▸ **WORK REQUIRED**: Copy each line of the listing where the word "export" can be found.

▸ **SUPPLIED ENTRIES**:
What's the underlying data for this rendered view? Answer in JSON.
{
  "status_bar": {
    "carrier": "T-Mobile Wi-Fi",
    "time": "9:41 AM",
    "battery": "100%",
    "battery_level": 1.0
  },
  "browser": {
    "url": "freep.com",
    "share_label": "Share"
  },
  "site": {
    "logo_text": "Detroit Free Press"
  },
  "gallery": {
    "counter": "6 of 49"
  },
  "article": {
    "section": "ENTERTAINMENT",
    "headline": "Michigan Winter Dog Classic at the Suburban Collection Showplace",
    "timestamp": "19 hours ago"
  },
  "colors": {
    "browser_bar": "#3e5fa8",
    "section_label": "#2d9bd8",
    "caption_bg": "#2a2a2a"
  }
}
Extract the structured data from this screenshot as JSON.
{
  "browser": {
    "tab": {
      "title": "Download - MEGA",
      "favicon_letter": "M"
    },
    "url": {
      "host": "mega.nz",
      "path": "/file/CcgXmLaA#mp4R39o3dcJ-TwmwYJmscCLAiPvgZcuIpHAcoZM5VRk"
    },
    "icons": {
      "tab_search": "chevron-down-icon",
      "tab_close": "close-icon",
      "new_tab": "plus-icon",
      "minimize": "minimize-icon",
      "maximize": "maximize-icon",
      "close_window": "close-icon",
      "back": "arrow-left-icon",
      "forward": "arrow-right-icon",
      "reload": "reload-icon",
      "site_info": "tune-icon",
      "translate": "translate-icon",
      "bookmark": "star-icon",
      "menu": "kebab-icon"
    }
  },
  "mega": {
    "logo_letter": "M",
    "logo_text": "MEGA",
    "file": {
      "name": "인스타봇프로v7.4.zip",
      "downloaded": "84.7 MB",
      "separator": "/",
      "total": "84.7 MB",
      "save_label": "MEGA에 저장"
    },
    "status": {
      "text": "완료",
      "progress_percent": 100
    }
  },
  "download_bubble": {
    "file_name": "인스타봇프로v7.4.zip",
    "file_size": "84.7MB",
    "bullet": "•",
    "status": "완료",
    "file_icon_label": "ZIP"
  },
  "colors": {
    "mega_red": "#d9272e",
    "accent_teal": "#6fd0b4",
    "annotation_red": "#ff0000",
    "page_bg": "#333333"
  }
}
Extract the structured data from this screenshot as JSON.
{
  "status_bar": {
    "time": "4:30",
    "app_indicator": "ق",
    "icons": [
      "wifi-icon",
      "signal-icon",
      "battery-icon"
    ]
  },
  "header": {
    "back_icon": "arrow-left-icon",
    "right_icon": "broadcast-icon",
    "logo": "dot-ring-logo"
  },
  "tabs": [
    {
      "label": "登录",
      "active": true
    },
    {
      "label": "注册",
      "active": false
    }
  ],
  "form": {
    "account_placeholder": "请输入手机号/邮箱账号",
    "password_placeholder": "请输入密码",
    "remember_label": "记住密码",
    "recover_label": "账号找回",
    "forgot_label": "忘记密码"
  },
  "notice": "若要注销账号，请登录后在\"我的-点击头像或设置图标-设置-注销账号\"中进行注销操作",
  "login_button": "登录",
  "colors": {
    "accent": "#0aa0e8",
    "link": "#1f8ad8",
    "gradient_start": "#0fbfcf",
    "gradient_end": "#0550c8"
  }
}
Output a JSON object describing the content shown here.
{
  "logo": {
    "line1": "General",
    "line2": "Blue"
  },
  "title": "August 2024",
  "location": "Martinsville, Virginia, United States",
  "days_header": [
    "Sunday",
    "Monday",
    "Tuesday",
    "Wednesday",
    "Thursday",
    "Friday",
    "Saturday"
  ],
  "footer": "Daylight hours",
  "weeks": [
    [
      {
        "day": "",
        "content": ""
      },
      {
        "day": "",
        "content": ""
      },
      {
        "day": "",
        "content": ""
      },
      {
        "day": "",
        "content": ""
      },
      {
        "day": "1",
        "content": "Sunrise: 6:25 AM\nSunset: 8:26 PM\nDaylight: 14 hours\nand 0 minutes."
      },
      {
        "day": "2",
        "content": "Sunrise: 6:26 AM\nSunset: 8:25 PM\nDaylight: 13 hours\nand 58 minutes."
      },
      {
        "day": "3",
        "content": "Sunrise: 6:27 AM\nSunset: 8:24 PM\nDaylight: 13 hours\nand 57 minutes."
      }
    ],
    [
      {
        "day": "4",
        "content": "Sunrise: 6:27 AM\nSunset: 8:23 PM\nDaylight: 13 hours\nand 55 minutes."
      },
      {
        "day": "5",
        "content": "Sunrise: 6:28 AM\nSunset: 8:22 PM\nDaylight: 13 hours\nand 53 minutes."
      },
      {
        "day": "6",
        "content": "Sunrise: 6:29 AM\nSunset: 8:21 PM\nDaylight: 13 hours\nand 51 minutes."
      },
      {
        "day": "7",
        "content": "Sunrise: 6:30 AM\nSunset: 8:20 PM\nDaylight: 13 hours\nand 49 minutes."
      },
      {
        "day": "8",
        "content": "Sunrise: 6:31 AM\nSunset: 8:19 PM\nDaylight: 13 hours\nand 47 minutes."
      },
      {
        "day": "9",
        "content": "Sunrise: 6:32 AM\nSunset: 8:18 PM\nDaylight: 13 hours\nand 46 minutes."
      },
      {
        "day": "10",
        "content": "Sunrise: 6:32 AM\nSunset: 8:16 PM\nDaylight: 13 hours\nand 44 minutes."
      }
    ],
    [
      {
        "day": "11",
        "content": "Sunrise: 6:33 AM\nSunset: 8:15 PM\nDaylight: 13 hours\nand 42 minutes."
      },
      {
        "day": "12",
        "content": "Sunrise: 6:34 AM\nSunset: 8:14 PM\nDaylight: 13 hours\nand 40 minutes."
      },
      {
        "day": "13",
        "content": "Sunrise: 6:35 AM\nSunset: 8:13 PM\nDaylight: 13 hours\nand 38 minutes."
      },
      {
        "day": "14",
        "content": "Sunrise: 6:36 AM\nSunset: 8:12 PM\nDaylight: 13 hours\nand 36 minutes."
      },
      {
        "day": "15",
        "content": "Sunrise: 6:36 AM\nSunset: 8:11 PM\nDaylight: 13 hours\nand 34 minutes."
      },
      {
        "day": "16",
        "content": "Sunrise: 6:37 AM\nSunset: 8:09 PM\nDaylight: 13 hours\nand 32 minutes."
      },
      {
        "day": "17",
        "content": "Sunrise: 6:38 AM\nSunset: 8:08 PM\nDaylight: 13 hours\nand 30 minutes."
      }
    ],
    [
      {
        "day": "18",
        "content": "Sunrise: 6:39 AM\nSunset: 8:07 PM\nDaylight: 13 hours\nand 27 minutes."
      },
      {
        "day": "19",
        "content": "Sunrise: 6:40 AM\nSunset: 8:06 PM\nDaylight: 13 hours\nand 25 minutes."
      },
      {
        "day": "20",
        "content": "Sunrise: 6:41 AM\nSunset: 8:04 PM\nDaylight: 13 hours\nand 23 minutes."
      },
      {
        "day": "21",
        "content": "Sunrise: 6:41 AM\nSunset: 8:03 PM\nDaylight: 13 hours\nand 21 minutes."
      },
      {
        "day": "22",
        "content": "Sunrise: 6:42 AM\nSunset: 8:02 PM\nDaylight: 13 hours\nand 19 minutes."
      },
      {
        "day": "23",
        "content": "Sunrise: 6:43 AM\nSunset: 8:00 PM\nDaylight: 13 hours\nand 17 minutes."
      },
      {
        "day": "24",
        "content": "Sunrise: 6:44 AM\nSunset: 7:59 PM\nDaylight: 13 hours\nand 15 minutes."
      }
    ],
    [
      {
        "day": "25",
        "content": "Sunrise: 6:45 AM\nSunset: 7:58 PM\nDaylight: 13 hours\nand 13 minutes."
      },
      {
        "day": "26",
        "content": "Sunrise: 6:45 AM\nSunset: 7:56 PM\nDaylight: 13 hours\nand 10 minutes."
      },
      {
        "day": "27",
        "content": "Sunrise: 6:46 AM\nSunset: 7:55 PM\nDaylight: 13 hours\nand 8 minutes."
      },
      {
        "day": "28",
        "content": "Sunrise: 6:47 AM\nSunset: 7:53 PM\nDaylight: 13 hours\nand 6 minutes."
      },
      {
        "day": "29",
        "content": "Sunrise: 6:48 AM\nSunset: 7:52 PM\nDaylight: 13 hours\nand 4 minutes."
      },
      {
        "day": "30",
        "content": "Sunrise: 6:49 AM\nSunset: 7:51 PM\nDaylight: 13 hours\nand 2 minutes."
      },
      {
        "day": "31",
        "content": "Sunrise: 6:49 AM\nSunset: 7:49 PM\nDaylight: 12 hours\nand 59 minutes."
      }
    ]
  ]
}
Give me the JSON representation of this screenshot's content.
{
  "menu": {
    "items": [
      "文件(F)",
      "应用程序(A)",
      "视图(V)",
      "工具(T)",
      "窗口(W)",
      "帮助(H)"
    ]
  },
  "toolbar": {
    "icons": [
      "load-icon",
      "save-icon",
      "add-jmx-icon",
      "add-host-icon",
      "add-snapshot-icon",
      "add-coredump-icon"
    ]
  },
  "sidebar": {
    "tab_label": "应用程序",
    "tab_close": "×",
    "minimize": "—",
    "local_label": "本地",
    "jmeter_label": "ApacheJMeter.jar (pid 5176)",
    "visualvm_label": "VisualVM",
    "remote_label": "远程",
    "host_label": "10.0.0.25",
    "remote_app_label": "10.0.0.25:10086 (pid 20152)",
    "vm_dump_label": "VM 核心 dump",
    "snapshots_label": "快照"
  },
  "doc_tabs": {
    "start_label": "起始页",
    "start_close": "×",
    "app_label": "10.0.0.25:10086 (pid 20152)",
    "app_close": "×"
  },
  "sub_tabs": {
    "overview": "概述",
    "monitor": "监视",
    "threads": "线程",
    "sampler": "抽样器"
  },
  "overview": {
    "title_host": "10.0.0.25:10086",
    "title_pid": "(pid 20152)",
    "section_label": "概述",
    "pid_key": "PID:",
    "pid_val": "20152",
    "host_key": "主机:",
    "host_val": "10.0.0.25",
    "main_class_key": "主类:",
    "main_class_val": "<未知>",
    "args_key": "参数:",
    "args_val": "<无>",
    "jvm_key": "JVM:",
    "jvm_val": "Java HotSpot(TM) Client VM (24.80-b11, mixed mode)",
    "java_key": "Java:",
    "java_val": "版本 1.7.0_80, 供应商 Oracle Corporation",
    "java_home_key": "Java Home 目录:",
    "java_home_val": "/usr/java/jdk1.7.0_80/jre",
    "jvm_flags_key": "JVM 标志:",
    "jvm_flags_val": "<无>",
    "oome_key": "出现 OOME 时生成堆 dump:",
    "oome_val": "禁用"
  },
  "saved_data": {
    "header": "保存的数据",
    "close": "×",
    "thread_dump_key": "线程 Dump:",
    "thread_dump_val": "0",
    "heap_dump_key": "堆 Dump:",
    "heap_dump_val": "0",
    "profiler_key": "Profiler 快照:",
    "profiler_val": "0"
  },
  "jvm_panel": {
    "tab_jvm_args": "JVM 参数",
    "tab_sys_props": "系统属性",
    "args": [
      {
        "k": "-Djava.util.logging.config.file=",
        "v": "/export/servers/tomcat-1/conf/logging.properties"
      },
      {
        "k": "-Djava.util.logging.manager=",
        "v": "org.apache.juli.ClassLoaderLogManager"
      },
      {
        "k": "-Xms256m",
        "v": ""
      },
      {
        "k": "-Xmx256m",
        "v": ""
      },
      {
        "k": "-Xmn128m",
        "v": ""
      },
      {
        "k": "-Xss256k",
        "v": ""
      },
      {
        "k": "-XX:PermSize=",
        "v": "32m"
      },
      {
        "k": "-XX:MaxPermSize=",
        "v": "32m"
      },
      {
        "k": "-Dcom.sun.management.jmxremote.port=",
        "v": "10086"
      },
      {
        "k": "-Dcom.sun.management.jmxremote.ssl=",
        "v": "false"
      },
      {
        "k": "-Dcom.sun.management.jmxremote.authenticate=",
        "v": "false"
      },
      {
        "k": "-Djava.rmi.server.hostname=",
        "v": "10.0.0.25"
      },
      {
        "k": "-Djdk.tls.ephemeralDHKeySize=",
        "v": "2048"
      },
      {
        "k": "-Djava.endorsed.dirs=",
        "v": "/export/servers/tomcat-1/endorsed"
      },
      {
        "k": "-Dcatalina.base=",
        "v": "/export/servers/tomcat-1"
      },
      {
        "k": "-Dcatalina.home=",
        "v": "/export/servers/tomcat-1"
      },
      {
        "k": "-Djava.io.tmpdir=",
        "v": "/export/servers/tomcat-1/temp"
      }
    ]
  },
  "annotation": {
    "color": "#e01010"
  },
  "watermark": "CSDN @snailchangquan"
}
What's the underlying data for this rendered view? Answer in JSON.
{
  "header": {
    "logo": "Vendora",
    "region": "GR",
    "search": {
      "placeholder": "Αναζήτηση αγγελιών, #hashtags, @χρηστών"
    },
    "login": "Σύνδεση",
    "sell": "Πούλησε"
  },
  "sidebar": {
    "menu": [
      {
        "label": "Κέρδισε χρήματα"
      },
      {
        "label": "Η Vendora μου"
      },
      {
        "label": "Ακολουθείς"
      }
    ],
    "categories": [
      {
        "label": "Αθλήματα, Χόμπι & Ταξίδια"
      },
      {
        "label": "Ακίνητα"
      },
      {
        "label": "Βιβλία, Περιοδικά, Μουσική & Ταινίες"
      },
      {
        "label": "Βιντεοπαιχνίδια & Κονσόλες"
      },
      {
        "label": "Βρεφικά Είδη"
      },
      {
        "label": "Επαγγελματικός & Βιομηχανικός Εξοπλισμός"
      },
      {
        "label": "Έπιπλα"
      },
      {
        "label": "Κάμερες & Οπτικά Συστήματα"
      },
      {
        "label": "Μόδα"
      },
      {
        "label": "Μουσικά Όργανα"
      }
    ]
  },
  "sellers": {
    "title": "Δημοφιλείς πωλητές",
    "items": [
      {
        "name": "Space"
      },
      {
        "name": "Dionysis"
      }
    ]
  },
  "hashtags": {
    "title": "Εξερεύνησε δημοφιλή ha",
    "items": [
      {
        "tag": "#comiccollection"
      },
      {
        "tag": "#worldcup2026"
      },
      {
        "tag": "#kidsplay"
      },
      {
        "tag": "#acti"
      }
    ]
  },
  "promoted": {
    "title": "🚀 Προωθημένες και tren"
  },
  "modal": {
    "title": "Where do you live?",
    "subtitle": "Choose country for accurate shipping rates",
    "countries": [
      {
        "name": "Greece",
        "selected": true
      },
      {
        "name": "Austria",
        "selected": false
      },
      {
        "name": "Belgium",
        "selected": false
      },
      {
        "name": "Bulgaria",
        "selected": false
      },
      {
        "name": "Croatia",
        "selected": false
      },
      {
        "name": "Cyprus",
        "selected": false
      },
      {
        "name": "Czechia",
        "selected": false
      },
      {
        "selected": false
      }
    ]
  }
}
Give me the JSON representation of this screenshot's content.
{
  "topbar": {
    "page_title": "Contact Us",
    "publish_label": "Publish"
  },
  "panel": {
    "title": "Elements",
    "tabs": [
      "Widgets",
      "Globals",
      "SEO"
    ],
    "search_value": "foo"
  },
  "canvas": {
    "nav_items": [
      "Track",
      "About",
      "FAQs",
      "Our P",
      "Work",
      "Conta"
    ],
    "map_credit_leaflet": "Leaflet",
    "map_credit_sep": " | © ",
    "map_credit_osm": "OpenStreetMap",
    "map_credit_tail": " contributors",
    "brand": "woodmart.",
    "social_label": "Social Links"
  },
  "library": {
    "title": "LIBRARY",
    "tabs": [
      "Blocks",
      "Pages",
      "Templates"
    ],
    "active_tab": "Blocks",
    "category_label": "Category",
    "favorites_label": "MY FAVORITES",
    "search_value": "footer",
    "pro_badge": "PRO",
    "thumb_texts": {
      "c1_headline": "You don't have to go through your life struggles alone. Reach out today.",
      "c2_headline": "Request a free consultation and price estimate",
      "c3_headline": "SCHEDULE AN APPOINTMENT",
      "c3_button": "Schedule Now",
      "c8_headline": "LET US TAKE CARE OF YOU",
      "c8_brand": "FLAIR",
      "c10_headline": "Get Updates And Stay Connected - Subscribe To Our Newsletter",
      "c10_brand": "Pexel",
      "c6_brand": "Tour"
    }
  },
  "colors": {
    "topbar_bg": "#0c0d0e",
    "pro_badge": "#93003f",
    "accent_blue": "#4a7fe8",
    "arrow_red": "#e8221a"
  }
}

▸ **TASK OUTPUT**:
        "v": "/export/servers/tomcat-1/conf/logging.properties"
        "v": "/export/servers/tomcat-1/endorsed"
        "v": "/export/servers/tomcat-1"
        "v": "/export/servers/tomcat-1"
        "v": "/export/servers/tomcat-1/temp"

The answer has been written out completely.